Inquiry into Promising Practices: Addressing the Achievement Gap
Notes by Andrea Zellner:

The urban sites network have been engaged in an intensive study into the achievement gap is real and that there are many reasons for it.
  • Not just an urban problem
• Ron Ferguson: Bridging the Literacy Achievement gap in grades 4-12
• Where are we in our thinking, share successful practices, organizational responses to this issue
Divided into three sections
• Survey: where are we now in our understanding of the achievement gap?
CEE belief statements (2005) in supporting linguistically and culturally diverse learners
• Looking at and sharing practice (small roundtables)
Pamela Morgan: Maryland Writing Project
• Addressing the AG from PD stance
Urban sites conference: Gloria Ladson-Billings in Washington, D.C.
o The Dream Keepers*
• Notes on the survey—interesting to note that achievement gap is associated with low SES, poor nutrition, biased assessment practices, “acting white,” and that it was important to note one’s own effectiveness with one’s students.
Linguistically and culturally diverse learners: Section 2
Nancy Mintz
• Ben Bates: Oklahoma State University Writing Project
• Handout: Belief statements on the CEE*
• Read and reflect on the statement
o What stands out in the document?

Final session: Sylvia Bailey Oakland Writing Project

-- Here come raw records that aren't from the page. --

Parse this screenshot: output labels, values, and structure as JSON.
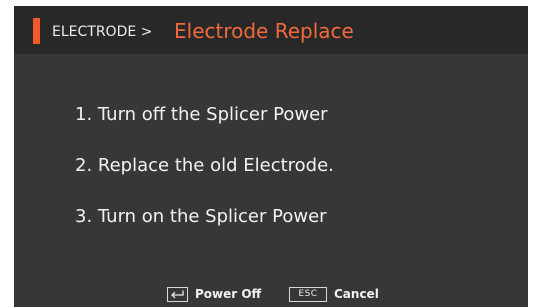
{
  "header": {
    "breadcrumb": "ELECTRODE >",
    "title": "Electrode Replace"
  },
  "steps": [
    "1. Turn off the Splicer Power",
    "2. Replace the old Electrode.",
    "3. Turn on the Splicer Power"
  ],
  "footer": {
    "enter_icon": "enter-key-icon",
    "enter_label": "Power Off",
    "esc_keycap": "ESC",
    "esc_label": "Cancel"
  },
  "colors": {
    "screen_background": "#373737",
    "header_background": "#282828",
    "accent": "#f05a28",
    "title": "#f26a3c",
    "text": "#f2f2f2"
  }
}
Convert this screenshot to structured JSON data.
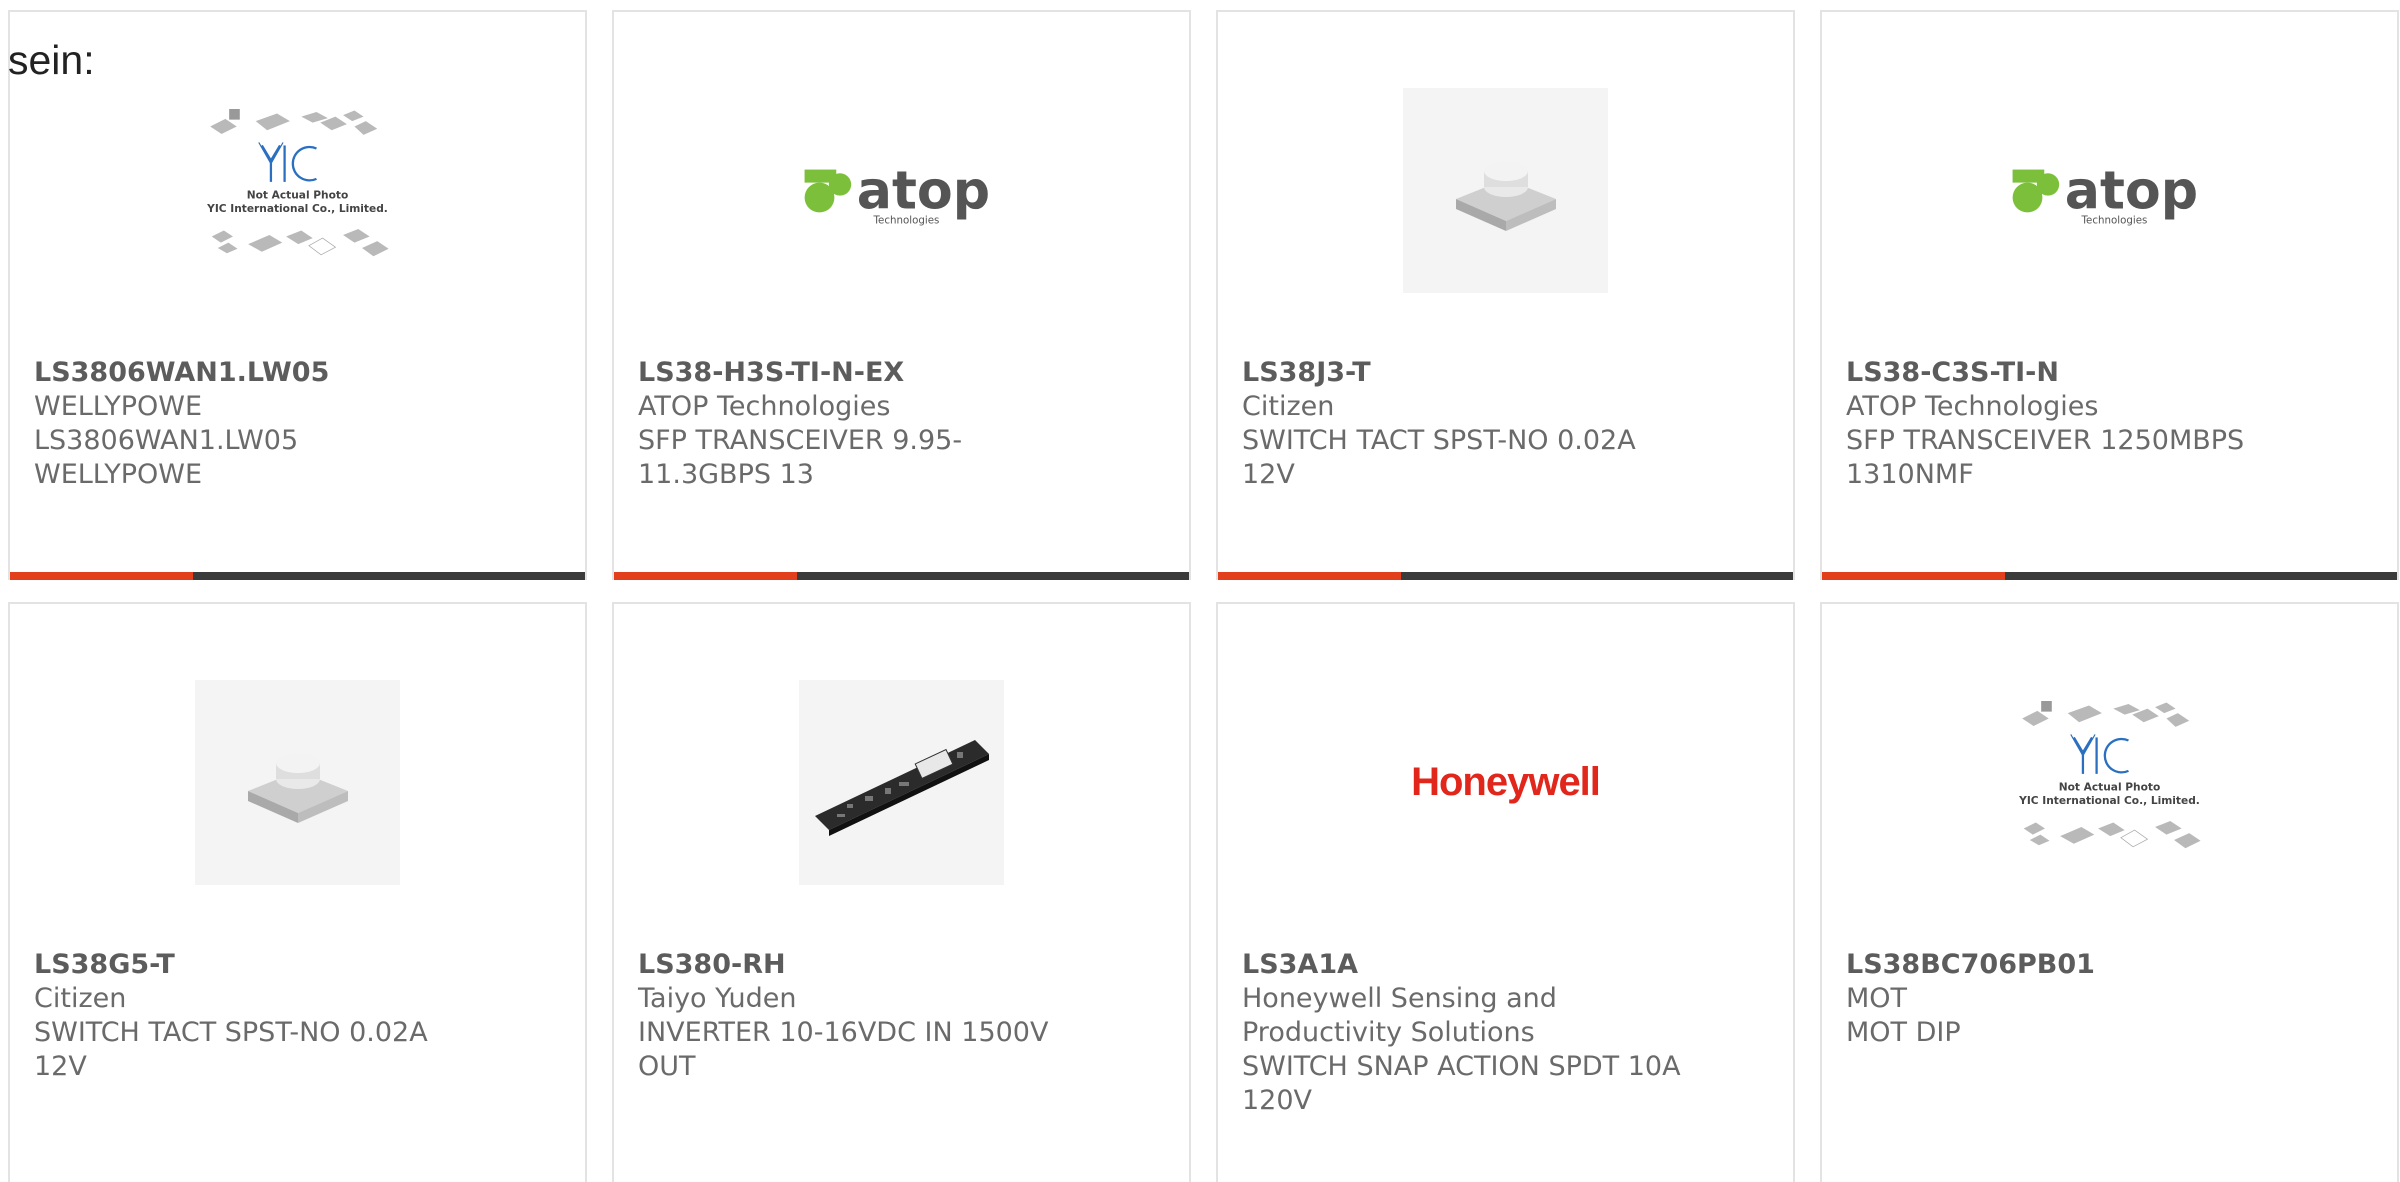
{
  "lead_text": "sein:",
  "colors": {
    "accent": "#e2401c",
    "bar": "#3b3b3b",
    "atop_green": "#7bbf3a",
    "atop_gray": "#555555",
    "honeywell_red": "#e1261c",
    "yic_blue": "#2a6fc0"
  },
  "yic_caption": {
    "line1": "Not Actual Photo",
    "line2": "YIC International Co., Limited."
  },
  "atop": {
    "word": "atop",
    "tagline": "Technologies"
  },
  "honeywell": "Honeywell",
  "products": [
    {
      "image": "yic-placeholder",
      "part": "LS3806WAN1.LW05",
      "manufacturer": "WELLYPOWE",
      "description": "LS3806WAN1.LW05 WELLYPOWE"
    },
    {
      "image": "atop-logo",
      "part": "LS38-H3S-TI-N-EX",
      "manufacturer": "ATOP Technologies",
      "description": "SFP TRANSCEIVER 9.95-11.3GBPS 13"
    },
    {
      "image": "tact-switch-photo",
      "part": "LS38J3-T",
      "manufacturer": "Citizen",
      "description": "SWITCH TACT SPST-NO 0.02A 12V"
    },
    {
      "image": "atop-logo",
      "part": "LS38-C3S-TI-N",
      "manufacturer": "ATOP Technologies",
      "description": "SFP TRANSCEIVER 1250MBPS 1310NMF"
    },
    {
      "image": "tact-switch-photo",
      "part": "LS38G5-T",
      "manufacturer": "Citizen",
      "description": "SWITCH TACT SPST-NO 0.02A 12V"
    },
    {
      "image": "inverter-board-photo",
      "part": "LS380-RH",
      "manufacturer": "Taiyo Yuden",
      "description": "INVERTER 10-16VDC IN 1500V OUT"
    },
    {
      "image": "honeywell-logo",
      "part": "LS3A1A",
      "manufacturer": "Honeywell Sensing and Productivity Solutions",
      "description": "SWITCH SNAP ACTION SPDT 10A 120V"
    },
    {
      "image": "yic-placeholder",
      "part": "LS38BC706PB01",
      "manufacturer": "MOT",
      "description": "MOT DIP"
    }
  ]
}
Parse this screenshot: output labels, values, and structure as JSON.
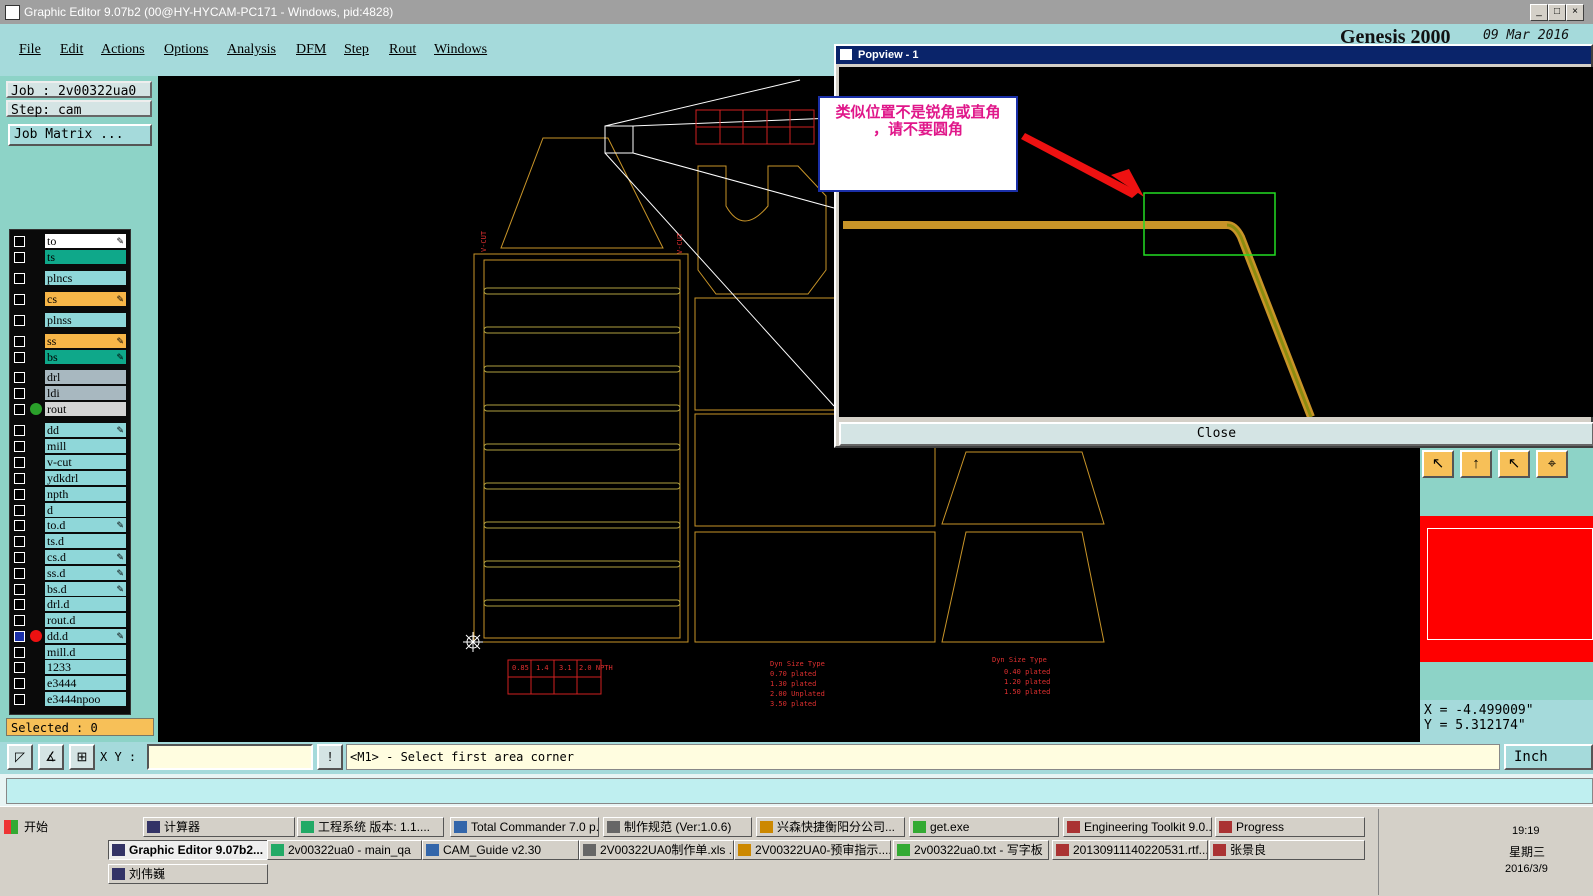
{
  "window": {
    "title": "Graphic Editor 9.07b2 (00@HY-HYCAM-PC171 - Windows, pid:4828)"
  },
  "menu": {
    "items": [
      "File",
      "Edit",
      "Actions",
      "Options",
      "Analysis",
      "DFM",
      "Step",
      "Rout",
      "Windows"
    ]
  },
  "logo": {
    "title": "Genesis 2000",
    "date": "09 Mar 2016"
  },
  "job": {
    "job_label": "Job : 2v00322ua0",
    "step_label": "Step: cam",
    "matrix_button": "Job Matrix ..."
  },
  "layers": [
    {
      "name": "to",
      "color": "#ffffff",
      "edit": true
    },
    {
      "name": "ts",
      "color": "#0fa88a",
      "edit": false
    },
    {
      "name": "plncs",
      "color": "#8fd7d9",
      "edit": false
    },
    {
      "name": "cs",
      "color": "#f7b648",
      "edit": true
    },
    {
      "name": "plnss",
      "color": "#8fd7d9",
      "edit": false
    },
    {
      "name": "ss",
      "color": "#f7b648",
      "edit": true
    },
    {
      "name": "bs",
      "color": "#0fa88a",
      "edit": true
    },
    {
      "name": "drl",
      "color": "#a8b8c0",
      "edit": false
    },
    {
      "name": "ldi",
      "color": "#a8b8c0",
      "edit": false
    },
    {
      "name": "rout",
      "color": "#d4d4d4",
      "edit": false,
      "dot": "#2aa02a"
    },
    {
      "name": "dd",
      "color": "#8fd7d9",
      "edit": true
    },
    {
      "name": "mill",
      "color": "#8fd7d9",
      "edit": false
    },
    {
      "name": "v-cut",
      "color": "#8fd7d9",
      "edit": false
    },
    {
      "name": "ydkdrl",
      "color": "#8fd7d9",
      "edit": false
    },
    {
      "name": "npth",
      "color": "#8fd7d9",
      "edit": false
    },
    {
      "name": "d",
      "color": "#8fd7d9",
      "edit": false
    },
    {
      "name": "to.d",
      "color": "#8fd7d9",
      "edit": true
    },
    {
      "name": "ts.d",
      "color": "#8fd7d9",
      "edit": false
    },
    {
      "name": "cs.d",
      "color": "#8fd7d9",
      "edit": true
    },
    {
      "name": "ss.d",
      "color": "#8fd7d9",
      "edit": true
    },
    {
      "name": "bs.d",
      "color": "#8fd7d9",
      "edit": true
    },
    {
      "name": "drl.d",
      "color": "#8fd7d9",
      "edit": false
    },
    {
      "name": "rout.d",
      "color": "#8fd7d9",
      "edit": false
    },
    {
      "name": "dd.d",
      "color": "#8fd7d9",
      "edit": true,
      "dot": "#ee1111",
      "selected": true
    },
    {
      "name": "mill.d",
      "color": "#8fd7d9",
      "edit": false
    },
    {
      "name": "1233",
      "color": "#8fd7d9",
      "edit": false
    },
    {
      "name": "e3444",
      "color": "#8fd7d9",
      "edit": false
    },
    {
      "name": "e3444npoo",
      "color": "#8fd7d9",
      "edit": false
    }
  ],
  "selected": "Selected : 0",
  "canvas": {
    "table1": [
      "0.85",
      "1.4",
      "3.1",
      "2.0 NPTH"
    ],
    "legend_header": "Dyn Size  Type",
    "legend_rows": [
      "0.70  plated",
      "1.30  plated",
      "2.00  Unplated",
      "3.50  plated"
    ],
    "legend2_header": "Dyn Size  Type",
    "legend2_rows": [
      "0.40  plated",
      "1.20  plated",
      "1.50  plated"
    ],
    "vcut_label": "V-CUT"
  },
  "popview": {
    "title": "Popview - 1",
    "close_label": "Close"
  },
  "annotation": {
    "line1": "类似位置不是锐角或直角",
    "line2": "，请不要圆角"
  },
  "coords": {
    "x": "X = -4.499009\"",
    "y": "Y = 5.312174\""
  },
  "command": {
    "xy_label": "X Y :",
    "prompt": "<M1> - Select first area corner",
    "units": "Inch"
  },
  "taskbar": {
    "start": "开始",
    "row1": [
      "计算器",
      "工程系统  版本: 1.1....",
      "Total Commander 7.0 p...",
      "制作规范 (Ver:1.0.6)",
      "兴森快捷衡阳分公司...",
      "get.exe",
      "Engineering Toolkit 9.0...",
      "Progress"
    ],
    "row2": [
      "Graphic Editor 9.07b2...",
      "2v00322ua0 - main_qa",
      "CAM_Guide v2.30",
      "2V00322UA0制作单.xls ...",
      "2V00322UA0-预审指示....",
      "2v00322ua0.txt - 写字板",
      "20130911140220531.rtf...",
      "张景良"
    ],
    "row3": [
      "刘伟巍"
    ],
    "time": "19:19",
    "day": "星期三",
    "date": "2016/3/9"
  }
}
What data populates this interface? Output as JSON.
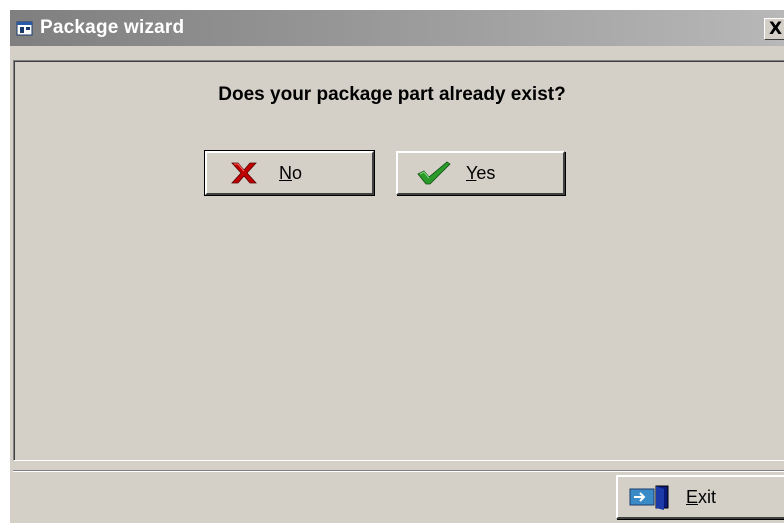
{
  "window": {
    "title": "Package wizard",
    "icon": "package-wizard-icon",
    "close_label": "X"
  },
  "main": {
    "question": "Does your package part already exist?",
    "no_button": {
      "mnemonic": "N",
      "rest": "o",
      "icon": "red-x-icon"
    },
    "yes_button": {
      "mnemonic": "Y",
      "rest": "es",
      "icon": "green-check-icon"
    }
  },
  "footer": {
    "exit_button": {
      "mnemonic": "E",
      "rest": "xit",
      "icon": "exit-door-icon"
    }
  },
  "colors": {
    "face": "#d4d0c8",
    "title_gradient_start": "#7f7f7f",
    "no_icon": "#c00000",
    "yes_icon": "#2a9a2a"
  }
}
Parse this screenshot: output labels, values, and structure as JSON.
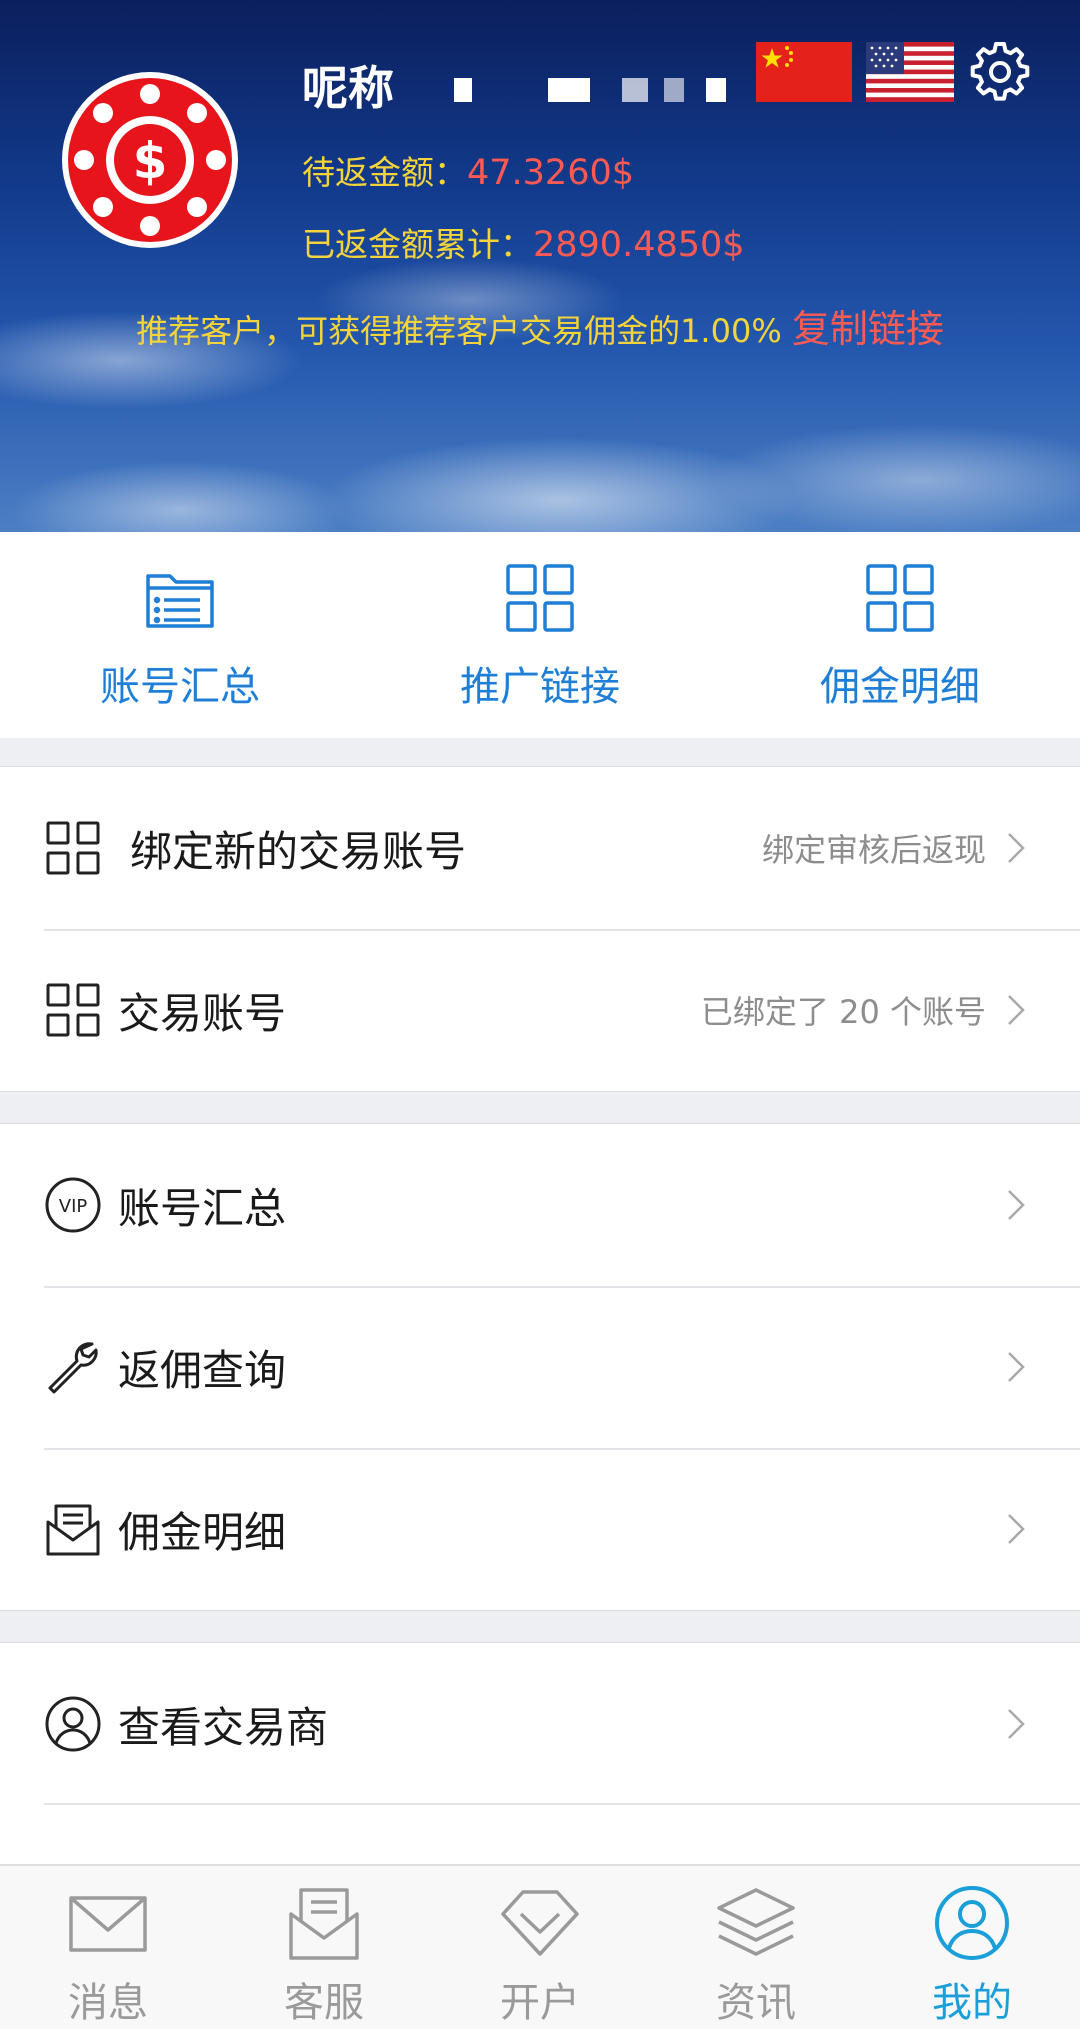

o Story as a culturally responsive teaching practice
• Use the belief statements from CEE as a lens for what we are discussing
o Member of achievement gap task force, co-director of the Oakland Writing Project, been involved for 10 years
o What is something I can use in my classroom that might help?
• In business school, they used “cases” to discuss different issues
• The use of stories transcends grade level and subjects
o Use of story
• Using story to describe ideas
• Listen to stories to interpret customer’s needs, to teach and analyze problems
• Stories as identity: to tell who they are and their life stories
• Where I’m from; discussion of family stories, used to also build community in classrooms
• story to open discussion on social situations, culture and social stereotypes and how they have changed over time
• role playing along with storytelling across the curriculum
• use story as an opportunity to examine history from other people’s perspectives
o Geneva Gay: Culturally responsive Teaching: Theory, Research, and Practices
• Impacts students through empowering student voices
• Useful for professional development with our peers